According to Dr. Charles Brackett, a general internal medicine doctor at DHMC, another significant program is the New Hampshire Doorway program. The Doorway program helps people struggling with opioid use disorder access clean needles and also offers recovery services
According to Brackett, the program has expanded so that individuals are never more than eight miles from a Doorway.
Although opioid deaths in New Hampshire are currently trending downward, Goodman said she feels that there is much more work left to be done locally, and looks forward to the expansion of addiction disorder support programs.
“We need ethics as a society and as a community, as the Upper Valley,” Goodman said. “But think about this really as a community issue. It’s not about suicide. We, as a community, need to wrap our arms around families and say, ‘What happened to you? What do you need? How can we help to develop the services that are needed right here in the Upper Valley for our families?’”

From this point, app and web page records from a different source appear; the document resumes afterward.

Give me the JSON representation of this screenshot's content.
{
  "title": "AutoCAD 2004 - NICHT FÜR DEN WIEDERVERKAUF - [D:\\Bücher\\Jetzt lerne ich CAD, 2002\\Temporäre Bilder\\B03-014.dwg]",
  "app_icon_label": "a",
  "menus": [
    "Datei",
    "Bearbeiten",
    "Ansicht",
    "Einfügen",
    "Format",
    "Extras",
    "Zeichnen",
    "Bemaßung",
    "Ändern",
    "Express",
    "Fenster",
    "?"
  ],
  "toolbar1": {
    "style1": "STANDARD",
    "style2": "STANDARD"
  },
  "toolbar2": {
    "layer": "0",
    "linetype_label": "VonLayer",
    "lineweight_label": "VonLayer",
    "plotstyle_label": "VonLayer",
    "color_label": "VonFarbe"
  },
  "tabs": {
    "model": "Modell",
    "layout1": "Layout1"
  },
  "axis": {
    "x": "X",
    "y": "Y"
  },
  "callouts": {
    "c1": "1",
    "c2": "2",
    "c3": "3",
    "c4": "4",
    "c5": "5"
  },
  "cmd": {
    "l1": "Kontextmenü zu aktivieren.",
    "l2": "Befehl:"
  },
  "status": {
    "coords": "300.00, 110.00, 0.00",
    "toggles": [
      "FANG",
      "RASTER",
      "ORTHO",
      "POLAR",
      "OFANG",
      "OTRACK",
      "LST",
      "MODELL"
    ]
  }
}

Correction appended (March 5, 2020): This article originally stated the DHMC offers a needle exchange service called Project 439 in Lebanon, but Project 439 is no longer active. This article also referred to a “recovery clinic” known as “Recover.” However, syringe service programs are not recovery clinics. The online version of this article has been updated to more accurately reflect the state of services offered.